Demarco European Art Foundation, Dalry, Edinburgh
A foundation for the archives of the avant guarde art promoter and watercolorist Richard Demarco. The following, written following an urban study of Dalry and two meetings with Richard Demarco, form the essence of the project.
The archive and the library are the anchor of the building, the solid monolith that will last for over one hundred years. Around them the rest of the foundation will grow and evolve feeding off the wealth of experiences documented within. Just as Joseph Beuy’s oak grows around the basalt rock or an ancient tower house evolves into a stately home, or a castle spawns a town. Activities can be added and removed from the foundation but the solid core remains. The gateway for many journeys. An inspirational landscape. The building must act as two bridges, one between scholars and understanding, the other between scholars and the public. The site, the old Caledonian distillery. Layers of history, a landscape of found objects, solid and temporary. Its chimney reaching for the sky, the railway leading to the world.

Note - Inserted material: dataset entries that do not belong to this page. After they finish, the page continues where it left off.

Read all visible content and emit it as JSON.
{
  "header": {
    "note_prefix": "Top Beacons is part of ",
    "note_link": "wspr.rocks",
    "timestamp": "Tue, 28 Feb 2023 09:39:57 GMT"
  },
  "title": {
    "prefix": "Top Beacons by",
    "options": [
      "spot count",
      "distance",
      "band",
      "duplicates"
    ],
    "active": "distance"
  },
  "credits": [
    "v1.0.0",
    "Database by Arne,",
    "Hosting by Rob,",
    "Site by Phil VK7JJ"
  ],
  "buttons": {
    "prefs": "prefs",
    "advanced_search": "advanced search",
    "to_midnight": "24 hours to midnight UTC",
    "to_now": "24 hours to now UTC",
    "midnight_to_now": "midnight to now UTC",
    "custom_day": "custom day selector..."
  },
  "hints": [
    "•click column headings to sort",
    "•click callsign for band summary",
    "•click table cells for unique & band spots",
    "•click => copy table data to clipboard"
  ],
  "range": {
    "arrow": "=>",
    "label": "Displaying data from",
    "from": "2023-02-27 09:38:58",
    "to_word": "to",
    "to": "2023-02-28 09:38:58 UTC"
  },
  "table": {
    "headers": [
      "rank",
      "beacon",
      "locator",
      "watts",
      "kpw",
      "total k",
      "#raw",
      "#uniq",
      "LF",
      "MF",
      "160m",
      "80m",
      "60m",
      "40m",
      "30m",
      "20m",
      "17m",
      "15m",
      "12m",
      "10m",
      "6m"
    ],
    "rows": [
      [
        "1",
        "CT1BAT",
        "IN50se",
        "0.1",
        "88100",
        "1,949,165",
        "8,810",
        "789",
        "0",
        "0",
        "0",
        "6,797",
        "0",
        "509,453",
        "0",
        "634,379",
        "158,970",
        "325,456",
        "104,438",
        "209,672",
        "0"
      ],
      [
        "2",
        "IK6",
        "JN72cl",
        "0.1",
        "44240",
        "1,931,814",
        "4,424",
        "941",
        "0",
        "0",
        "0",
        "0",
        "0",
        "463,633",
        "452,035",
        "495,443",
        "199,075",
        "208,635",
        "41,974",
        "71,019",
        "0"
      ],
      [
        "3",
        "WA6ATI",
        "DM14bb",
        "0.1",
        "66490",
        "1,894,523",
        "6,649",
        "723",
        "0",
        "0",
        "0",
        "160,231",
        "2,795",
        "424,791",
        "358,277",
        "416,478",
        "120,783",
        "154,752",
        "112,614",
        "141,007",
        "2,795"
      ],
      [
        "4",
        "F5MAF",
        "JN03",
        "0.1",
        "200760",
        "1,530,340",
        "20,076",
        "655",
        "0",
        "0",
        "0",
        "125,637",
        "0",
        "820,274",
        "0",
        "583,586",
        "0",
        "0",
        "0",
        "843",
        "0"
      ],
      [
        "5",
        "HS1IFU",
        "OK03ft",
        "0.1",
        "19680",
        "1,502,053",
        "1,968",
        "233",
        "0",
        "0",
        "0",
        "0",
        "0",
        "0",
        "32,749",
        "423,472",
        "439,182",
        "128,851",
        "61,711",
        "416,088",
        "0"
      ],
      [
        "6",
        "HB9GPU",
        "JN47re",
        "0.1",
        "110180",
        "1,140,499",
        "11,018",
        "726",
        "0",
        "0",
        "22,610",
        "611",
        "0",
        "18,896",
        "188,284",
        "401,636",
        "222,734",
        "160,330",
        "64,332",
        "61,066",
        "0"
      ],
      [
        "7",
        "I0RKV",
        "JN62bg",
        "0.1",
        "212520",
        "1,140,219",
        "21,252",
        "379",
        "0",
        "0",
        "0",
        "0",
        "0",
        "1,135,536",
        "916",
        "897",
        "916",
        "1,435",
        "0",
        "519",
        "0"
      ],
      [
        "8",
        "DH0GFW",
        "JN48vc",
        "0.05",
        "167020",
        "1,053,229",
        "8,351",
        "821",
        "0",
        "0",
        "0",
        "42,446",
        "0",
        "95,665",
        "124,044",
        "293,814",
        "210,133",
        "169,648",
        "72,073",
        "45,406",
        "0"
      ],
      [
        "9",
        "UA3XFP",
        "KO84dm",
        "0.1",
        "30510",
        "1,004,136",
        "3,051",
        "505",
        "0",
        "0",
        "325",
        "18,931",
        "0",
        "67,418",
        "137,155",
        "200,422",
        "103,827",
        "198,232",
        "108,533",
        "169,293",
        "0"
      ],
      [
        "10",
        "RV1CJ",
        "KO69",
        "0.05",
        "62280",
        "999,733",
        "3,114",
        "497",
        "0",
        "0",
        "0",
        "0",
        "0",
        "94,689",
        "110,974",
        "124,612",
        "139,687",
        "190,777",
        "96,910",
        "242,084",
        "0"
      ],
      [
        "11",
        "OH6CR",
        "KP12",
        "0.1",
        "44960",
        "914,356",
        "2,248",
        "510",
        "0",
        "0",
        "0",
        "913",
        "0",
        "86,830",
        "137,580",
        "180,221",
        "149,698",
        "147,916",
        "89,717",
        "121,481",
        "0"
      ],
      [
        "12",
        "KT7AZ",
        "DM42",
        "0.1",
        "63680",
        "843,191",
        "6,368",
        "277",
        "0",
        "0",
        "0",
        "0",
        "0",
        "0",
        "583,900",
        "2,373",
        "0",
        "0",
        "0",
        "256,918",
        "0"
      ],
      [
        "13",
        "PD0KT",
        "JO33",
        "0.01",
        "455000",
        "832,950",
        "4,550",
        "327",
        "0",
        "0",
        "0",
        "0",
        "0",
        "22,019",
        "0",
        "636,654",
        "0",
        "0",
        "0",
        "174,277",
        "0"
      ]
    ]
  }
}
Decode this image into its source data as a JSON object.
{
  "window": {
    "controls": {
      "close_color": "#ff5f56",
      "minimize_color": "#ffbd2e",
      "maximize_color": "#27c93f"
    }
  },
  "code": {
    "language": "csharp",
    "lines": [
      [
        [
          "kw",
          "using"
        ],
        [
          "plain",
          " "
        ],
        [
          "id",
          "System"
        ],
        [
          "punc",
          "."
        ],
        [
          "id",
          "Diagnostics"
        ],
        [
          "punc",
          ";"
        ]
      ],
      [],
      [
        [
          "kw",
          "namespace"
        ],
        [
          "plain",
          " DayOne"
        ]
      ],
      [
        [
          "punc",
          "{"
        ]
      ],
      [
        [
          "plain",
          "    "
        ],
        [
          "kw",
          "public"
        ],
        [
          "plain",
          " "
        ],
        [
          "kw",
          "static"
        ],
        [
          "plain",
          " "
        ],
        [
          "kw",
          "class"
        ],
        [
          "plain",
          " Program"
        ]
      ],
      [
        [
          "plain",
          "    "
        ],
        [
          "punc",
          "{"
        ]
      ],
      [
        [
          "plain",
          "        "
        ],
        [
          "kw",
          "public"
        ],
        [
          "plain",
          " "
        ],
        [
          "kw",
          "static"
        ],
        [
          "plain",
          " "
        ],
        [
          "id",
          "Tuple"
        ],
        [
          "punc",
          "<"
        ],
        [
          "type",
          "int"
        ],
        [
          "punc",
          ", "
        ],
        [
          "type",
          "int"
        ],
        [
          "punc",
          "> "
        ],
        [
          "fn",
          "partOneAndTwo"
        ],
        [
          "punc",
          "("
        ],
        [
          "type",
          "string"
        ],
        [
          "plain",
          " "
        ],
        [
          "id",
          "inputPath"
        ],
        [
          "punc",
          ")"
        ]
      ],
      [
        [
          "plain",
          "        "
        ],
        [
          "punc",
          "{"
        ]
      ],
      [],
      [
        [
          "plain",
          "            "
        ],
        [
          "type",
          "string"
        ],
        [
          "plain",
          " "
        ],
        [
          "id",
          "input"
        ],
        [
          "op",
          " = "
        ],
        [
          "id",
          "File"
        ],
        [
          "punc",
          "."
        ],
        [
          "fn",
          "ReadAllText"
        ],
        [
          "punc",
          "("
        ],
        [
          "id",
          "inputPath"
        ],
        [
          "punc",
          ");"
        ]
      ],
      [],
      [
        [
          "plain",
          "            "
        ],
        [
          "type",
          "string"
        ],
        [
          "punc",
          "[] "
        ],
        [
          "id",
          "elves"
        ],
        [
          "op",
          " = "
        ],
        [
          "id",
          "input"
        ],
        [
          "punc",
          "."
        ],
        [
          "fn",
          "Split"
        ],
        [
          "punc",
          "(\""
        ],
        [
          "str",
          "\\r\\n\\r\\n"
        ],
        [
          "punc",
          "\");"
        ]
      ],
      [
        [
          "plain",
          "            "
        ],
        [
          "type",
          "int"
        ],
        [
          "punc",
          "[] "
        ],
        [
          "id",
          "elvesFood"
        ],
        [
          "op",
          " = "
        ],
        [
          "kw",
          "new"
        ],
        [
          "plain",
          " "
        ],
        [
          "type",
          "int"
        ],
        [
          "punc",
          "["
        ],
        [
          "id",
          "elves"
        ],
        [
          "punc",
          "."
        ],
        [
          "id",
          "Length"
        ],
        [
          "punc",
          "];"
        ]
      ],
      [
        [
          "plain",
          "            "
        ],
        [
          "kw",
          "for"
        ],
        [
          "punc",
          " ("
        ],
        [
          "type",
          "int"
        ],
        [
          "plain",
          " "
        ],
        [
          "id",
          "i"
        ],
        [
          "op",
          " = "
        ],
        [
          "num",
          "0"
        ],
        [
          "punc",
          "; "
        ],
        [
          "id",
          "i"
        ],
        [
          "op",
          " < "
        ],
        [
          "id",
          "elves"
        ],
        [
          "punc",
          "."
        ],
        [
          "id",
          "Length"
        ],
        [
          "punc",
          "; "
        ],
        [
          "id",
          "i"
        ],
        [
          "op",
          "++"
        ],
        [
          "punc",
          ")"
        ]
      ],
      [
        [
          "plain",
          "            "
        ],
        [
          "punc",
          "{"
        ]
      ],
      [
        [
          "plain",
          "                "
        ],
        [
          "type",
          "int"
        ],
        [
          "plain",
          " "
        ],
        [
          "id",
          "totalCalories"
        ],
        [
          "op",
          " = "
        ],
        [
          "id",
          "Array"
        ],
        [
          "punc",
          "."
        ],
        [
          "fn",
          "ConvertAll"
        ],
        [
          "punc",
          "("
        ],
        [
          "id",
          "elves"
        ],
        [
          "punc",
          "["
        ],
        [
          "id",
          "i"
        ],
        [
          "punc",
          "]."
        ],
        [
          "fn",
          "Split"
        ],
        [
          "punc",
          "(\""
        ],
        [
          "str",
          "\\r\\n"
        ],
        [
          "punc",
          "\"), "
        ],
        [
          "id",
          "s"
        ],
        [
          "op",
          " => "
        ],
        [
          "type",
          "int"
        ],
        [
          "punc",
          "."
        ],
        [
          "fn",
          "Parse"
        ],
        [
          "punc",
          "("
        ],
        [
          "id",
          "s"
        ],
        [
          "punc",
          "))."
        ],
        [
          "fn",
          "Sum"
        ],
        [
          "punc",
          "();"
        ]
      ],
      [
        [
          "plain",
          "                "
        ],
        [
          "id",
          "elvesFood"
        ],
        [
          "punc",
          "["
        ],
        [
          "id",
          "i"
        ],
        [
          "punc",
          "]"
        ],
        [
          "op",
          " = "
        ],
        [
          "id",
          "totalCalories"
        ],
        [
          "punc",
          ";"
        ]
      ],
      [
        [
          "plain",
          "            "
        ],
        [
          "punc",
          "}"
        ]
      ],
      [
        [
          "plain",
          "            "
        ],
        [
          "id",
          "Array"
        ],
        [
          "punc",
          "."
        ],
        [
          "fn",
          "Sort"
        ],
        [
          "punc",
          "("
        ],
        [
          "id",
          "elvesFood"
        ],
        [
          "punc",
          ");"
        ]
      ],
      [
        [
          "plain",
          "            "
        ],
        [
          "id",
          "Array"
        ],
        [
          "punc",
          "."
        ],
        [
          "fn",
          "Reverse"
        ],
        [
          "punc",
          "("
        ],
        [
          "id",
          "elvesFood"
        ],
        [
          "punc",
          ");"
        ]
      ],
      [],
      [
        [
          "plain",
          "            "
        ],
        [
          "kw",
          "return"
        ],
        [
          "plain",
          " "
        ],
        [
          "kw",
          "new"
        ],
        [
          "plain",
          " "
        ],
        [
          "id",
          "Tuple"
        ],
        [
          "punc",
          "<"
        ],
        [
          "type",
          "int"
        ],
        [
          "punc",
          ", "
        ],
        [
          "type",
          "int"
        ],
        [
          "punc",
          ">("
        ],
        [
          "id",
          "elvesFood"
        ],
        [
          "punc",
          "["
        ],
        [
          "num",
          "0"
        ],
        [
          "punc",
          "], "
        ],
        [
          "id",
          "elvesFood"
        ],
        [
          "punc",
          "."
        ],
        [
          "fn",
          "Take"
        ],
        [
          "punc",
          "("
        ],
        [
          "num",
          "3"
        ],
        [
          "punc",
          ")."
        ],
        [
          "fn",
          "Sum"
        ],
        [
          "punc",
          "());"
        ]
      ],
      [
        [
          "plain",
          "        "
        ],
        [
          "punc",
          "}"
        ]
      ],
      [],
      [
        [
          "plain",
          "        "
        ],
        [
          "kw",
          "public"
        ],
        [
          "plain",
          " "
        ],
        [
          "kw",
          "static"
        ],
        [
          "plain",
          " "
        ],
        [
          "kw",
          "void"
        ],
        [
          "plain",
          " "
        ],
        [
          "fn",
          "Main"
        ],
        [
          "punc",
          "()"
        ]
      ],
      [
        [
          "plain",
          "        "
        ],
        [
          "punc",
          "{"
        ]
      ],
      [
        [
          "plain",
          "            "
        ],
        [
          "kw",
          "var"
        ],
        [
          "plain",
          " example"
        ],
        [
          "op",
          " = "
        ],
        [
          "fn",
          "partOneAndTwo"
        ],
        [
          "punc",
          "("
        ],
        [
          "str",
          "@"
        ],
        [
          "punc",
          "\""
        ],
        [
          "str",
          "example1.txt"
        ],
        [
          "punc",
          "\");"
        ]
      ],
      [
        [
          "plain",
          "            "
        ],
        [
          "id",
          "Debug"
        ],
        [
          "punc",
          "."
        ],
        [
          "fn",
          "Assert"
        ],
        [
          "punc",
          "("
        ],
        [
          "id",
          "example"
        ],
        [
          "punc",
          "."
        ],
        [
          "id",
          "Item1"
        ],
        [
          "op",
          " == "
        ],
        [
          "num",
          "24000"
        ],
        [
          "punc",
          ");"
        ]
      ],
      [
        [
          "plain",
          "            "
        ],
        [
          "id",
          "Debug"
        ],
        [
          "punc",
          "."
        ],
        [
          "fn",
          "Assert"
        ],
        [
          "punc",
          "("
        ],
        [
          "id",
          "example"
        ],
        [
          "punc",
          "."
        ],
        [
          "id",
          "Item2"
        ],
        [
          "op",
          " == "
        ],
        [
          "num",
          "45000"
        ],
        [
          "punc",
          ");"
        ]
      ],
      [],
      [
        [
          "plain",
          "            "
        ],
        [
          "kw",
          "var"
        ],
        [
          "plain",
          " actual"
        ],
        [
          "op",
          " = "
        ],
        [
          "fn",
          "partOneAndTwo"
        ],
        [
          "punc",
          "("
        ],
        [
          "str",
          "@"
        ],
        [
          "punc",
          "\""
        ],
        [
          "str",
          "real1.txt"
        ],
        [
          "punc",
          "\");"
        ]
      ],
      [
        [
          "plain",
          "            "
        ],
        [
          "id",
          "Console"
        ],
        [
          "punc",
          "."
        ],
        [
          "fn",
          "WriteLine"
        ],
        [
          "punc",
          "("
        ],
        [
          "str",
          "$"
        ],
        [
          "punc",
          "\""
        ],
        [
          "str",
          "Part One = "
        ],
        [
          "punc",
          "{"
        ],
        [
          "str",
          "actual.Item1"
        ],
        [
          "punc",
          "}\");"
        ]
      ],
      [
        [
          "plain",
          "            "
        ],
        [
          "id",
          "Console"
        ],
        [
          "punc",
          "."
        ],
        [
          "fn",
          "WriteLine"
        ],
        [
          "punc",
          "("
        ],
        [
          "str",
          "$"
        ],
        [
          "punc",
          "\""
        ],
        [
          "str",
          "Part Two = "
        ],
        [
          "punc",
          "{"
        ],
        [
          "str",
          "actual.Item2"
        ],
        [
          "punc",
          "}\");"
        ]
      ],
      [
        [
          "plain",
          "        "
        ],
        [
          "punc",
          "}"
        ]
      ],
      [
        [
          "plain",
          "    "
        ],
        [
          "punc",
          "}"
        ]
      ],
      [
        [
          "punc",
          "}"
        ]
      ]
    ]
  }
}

Chris was an important member of my Degree year unit at the School of Architecture, Edinburgh College of Art from October 1997 to June 1998. To say he participated fully and effectively in the work of the unit would be an understatement and would not begin to engage with the very particular and focused intellect Chris brought to bear in all aspects of his work.
The study tour to Lisbon opened possibilities for him in the subsequent design of a healthcare facility and this first project characterised Chris's achievement: an instant grasp of a complex range of contextual issues in the broadest sense; a distillation of a set of working hypotheses; the generation of a range of design options; a clear view of the most appropriate and poetic option with regard to its programmatic and architectonic possibilities and the development of consistent detail design. Chris's final project, the Demarco European Art Foundation in Edinburgh was a tour-de force in this respect and, as with all his work was represented by exquisite, engaging and highly communicative drawings and models.
Chris's written work exhibited similar characteristics and ranged from the poetic to the strictly informative in a consistently lively and entertaining style.
Chris was a joy to teach. He was consistently ahead of the game with an enormous appetite for work and a clear passion for architecture which he exhibited at all times with an endearing lack of self-
I commend him to you. Roger Emmerson
Unit Tutor, Architecture 4 1997-98